■ Records supplied:
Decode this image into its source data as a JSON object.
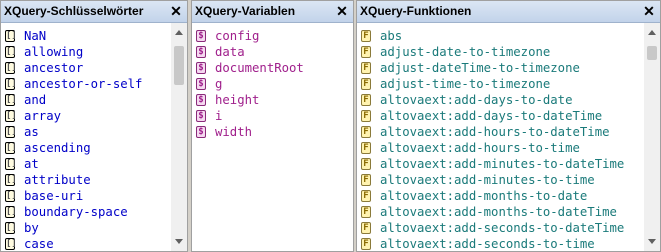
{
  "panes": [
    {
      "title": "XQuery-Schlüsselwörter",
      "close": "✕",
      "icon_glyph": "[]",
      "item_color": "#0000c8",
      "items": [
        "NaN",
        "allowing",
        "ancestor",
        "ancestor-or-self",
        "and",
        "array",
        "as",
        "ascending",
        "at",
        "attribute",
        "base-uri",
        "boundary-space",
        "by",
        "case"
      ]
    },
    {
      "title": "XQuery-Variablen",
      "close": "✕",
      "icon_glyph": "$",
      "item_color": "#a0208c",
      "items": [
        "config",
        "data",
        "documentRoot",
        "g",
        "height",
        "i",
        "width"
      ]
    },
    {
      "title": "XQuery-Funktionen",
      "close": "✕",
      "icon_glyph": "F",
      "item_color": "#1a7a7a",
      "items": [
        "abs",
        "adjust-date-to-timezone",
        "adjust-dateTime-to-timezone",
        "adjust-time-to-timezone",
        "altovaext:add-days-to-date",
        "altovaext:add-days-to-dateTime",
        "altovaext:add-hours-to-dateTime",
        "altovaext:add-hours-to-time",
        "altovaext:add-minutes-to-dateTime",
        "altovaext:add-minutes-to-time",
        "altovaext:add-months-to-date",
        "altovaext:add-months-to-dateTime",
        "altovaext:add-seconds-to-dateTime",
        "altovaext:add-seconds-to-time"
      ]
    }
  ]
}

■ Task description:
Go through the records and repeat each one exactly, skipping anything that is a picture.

■ Written response:
Decode this image into its source data as a JSON object.
{
  "panes": [
    {
      "title": "XQuery-Schlüsselwörter",
      "close": "✕",
      "icon_glyph": "[]",
      "item_color": "#0000c8",
      "items": [
        "NaN",
        "allowing",
        "ancestor",
        "ancestor-or-self",
        "and",
        "array",
        "as",
        "ascending",
        "at",
        "attribute",
        "base-uri",
        "boundary-space",
        "by",
        "case"
      ]
    },
    {
      "title": "XQuery-Variablen",
      "close": "✕",
      "icon_glyph": "$",
      "item_color": "#a0208c",
      "items": [
        "config",
        "data",
        "documentRoot",
        "g",
        "height",
        "i",
        "width"
      ]
    },
    {
      "title": "XQuery-Funktionen",
      "close": "✕",
      "icon_glyph": "F",
      "item_color": "#1a7a7a",
      "items": [
        "abs",
        "adjust-date-to-timezone",
        "adjust-dateTime-to-timezone",
        "adjust-time-to-timezone",
        "altovaext:add-days-to-date",
        "altovaext:add-days-to-dateTime",
        "altovaext:add-hours-to-dateTime",
        "altovaext:add-hours-to-time",
        "altovaext:add-minutes-to-dateTime",
        "altovaext:add-minutes-to-time",
        "altovaext:add-months-to-date",
        "altovaext:add-months-to-dateTime",
        "altovaext:add-seconds-to-dateTime",
        "altovaext:add-seconds-to-time"
      ]
    }
  ]
}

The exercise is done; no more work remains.